■ Exercise ■
Print all records exactly, pictures left out.

○ ○ ○ ○ ○ ○ ○

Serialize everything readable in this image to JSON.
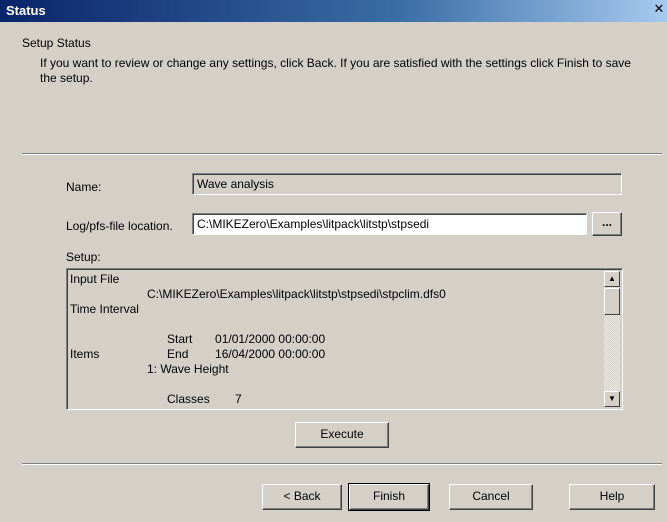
{
  "window": {
    "title": "Status",
    "close_glyph": "✕"
  },
  "header": {
    "heading": "Setup Status",
    "description": "If you want to review or change any settings, click Back. If you are satisfied with the settings click Finish to save the setup."
  },
  "form": {
    "name_label": "Name:",
    "name_value": "Wave analysis",
    "location_label": "Log/pfs-file location.",
    "location_value": "C:\\MIKEZero\\Examples\\litpack\\litstp\\stpsedi",
    "browse_label": "...",
    "setup_label": "Setup:"
  },
  "setup": {
    "input_file_heading": "Input File",
    "input_file_path": "C:\\MIKEZero\\Examples\\litpack\\litstp\\stpsedi\\stpclim.dfs0",
    "time_interval_heading": "Time Interval",
    "start_label": "Start",
    "start_value": "01/01/2000 00:00:00",
    "end_label": "End",
    "end_value": "16/04/2000 00:00:00",
    "items_heading": "Items",
    "item_1": "1: Wave Height",
    "classes_label": "Classes",
    "classes_value": "7"
  },
  "scrollbar": {
    "up_icon": "▲",
    "down_icon": "▼"
  },
  "buttons": {
    "execute": "Execute",
    "back": "< Back",
    "finish": "Finish",
    "cancel": "Cancel",
    "help": "Help"
  }
}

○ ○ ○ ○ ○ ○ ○

■ Your solution ■
Serialize everything readable in this image to JSON.
{
  "window": {
    "title": "Status",
    "close_glyph": "✕"
  },
  "header": {
    "heading": "Setup Status",
    "description": "If you want to review or change any settings, click Back. If you are satisfied with the settings click Finish to save the setup."
  },
  "form": {
    "name_label": "Name:",
    "name_value": "Wave analysis",
    "location_label": "Log/pfs-file location.",
    "location_value": "C:\\MIKEZero\\Examples\\litpack\\litstp\\stpsedi",
    "browse_label": "...",
    "setup_label": "Setup:"
  },
  "setup": {
    "input_file_heading": "Input File",
    "input_file_path": "C:\\MIKEZero\\Examples\\litpack\\litstp\\stpsedi\\stpclim.dfs0",
    "time_interval_heading": "Time Interval",
    "start_label": "Start",
    "start_value": "01/01/2000 00:00:00",
    "end_label": "End",
    "end_value": "16/04/2000 00:00:00",
    "items_heading": "Items",
    "item_1": "1: Wave Height",
    "classes_label": "Classes",
    "classes_value": "7"
  },
  "scrollbar": {
    "up_icon": "▲",
    "down_icon": "▼"
  },
  "buttons": {
    "execute": "Execute",
    "back": "< Back",
    "finish": "Finish",
    "cancel": "Cancel",
    "help": "Help"
  }
}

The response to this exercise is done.